Two 60-minute CDs are available to complement the book. Recorded by native speakers, these will help develop your listening and pronunciation skills.
The major difficulty is with the descriptions of the grammar, which are often either unclear, misleading or even quite wrong. For example we are told that the past tense is formed from the -da infinitive. In fact it is formed from the -ma infinitive. Until I had realised this I was very confused by an apparently huge list of exceptions which result from trying to build the past tense from the -da infinitive! In other instances a grammatical point is defined very vaguely where the simple statement of a firm rule would have been much more useful - for example the description of the genitive plural, Unit 9.
The vocabulary lists for each unit sometimes omit words used in the unit and some lists even have words which are not used at all! The vocabulary lists for Unit 7 are particularly sloppily constructed, with some words not even included in the usually reliable glossary at the back of the book.
Some dialogues have idioms or grammatical constructions which are totally unexplained or are only introduced later in the book.
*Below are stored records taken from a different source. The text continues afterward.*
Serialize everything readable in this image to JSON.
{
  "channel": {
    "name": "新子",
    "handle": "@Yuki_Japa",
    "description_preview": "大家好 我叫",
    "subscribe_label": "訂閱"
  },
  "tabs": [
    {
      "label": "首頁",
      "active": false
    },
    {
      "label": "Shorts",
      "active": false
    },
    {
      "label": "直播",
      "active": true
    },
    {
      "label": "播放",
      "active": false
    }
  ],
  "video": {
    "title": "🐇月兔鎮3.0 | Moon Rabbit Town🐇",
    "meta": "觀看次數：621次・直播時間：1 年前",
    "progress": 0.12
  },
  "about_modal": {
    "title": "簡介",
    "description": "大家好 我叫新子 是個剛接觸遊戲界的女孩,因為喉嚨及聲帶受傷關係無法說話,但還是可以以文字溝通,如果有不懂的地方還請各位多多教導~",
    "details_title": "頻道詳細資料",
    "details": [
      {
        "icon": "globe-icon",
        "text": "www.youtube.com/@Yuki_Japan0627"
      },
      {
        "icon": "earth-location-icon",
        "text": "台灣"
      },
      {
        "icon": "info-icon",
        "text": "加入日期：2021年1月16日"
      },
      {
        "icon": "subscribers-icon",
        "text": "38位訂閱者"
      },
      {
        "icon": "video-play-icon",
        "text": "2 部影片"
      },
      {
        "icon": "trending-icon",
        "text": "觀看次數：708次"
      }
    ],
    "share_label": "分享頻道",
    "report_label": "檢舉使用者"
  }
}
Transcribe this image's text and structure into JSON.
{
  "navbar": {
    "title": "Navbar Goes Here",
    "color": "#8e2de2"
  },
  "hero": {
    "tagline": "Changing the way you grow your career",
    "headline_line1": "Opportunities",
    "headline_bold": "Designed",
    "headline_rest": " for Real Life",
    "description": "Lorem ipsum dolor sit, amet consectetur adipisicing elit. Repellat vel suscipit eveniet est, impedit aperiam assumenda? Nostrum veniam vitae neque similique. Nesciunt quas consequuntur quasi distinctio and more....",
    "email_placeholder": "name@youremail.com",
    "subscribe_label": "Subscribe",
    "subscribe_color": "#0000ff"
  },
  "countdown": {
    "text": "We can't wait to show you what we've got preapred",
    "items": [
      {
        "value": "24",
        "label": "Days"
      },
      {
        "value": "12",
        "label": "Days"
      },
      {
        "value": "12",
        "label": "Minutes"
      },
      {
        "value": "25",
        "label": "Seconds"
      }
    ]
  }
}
This leaves the learner confused and undermines confidence.
The answers to the exercises are full of dreadful mistakes: sometimes they miss the point of the exercise, sometimes they are wrong, and - worst of all - sometimes they include vocabulary, grammar or constructions not yet introduced. In the latter case students are confronted by a set of model solutions which they could not possibly have come up with and which in some cases are not even comprehensible. This too undermines confidence and is certainly the most serious flaw of the course. The exercises do not consolidate what has been learnt, which is what they ought to be doing.
All in all this is a poor effort, sloppy, inaccurate and ill-conceived.